• Task directions:
Tally every line of the records below that includes "duration", and reply with the total alone.

[Records drawn from a dataset]

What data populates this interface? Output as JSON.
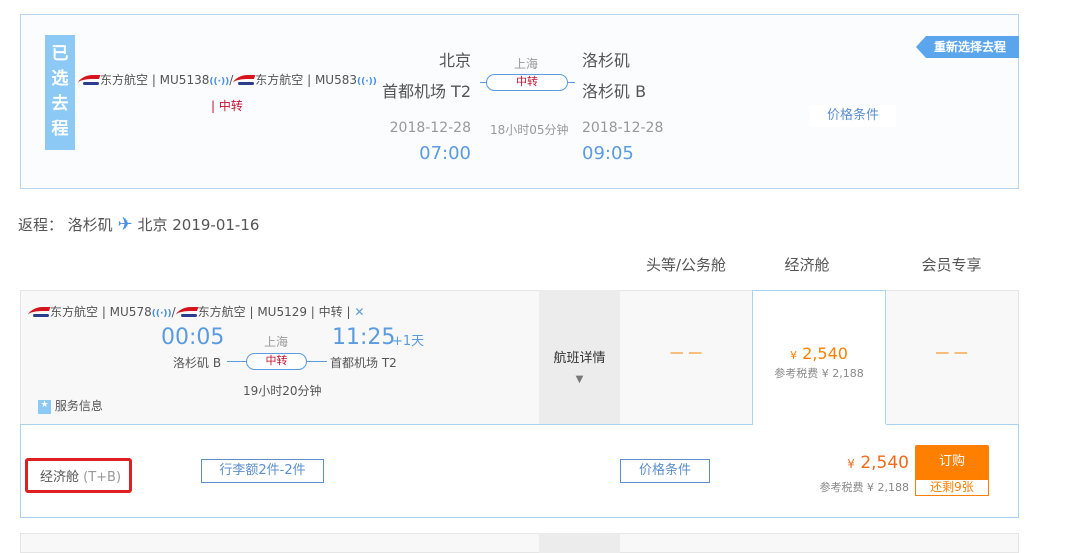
{
  "outbound": {
    "badge": "已选去程",
    "airline1": "东方航空 | MU5138",
    "sep": "/",
    "airline2": "东方航空 | MU583",
    "transfer_tag": "| 中转",
    "dep_city": "北京",
    "dep_airport": "首都机场 T2",
    "dep_date": "2018-12-28",
    "dep_time": "07:00",
    "via_city": "上海",
    "via_label": "中转",
    "duration": "18小时05分钟",
    "arr_city": "洛杉矶",
    "arr_airport": "洛杉矶 B",
    "arr_date": "2018-12-28",
    "arr_time": "09:05",
    "price_terms": "价格条件",
    "reselect": "重新选择去程"
  },
  "return": {
    "label": "返程：",
    "from": "洛杉矶",
    "to_date": "北京 2019-01-16"
  },
  "columns": [
    "头等/公务舱",
    "经济舱",
    "会员专享"
  ],
  "flight": {
    "airline1": "东方航空 | MU578",
    "sep": "/",
    "airline2": "东方航空 | MU5129 | 中转 |",
    "dep_time": "00:05",
    "dep_airport": "洛杉矶 B",
    "via_city": "上海",
    "via_label": "中转",
    "arr_time": "11:25",
    "day_offset": "+1天",
    "arr_airport": "首都机场 T2",
    "duration": "19小时20分钟",
    "service": "服务信息",
    "details": "航班详情",
    "first_price": "— —",
    "eco_price": "2,540",
    "currency": "¥",
    "eco_tax": "参考税费 ¥ 2,188",
    "member_price": "— —"
  },
  "cabin": {
    "name": "经济舱",
    "code": "(T+B)",
    "baggage": "行李额2件-2件",
    "price_terms": "价格条件",
    "currency": "¥",
    "price": "2,540",
    "tax": "参考税费 ¥  2,188",
    "buy": "订购",
    "remaining": "还剩9张"
  },
  "colors": {
    "accent": "#5b9be0",
    "orange": "#ff7f00",
    "red": "#c8102e"
  }
}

• Reply to the exercise:
2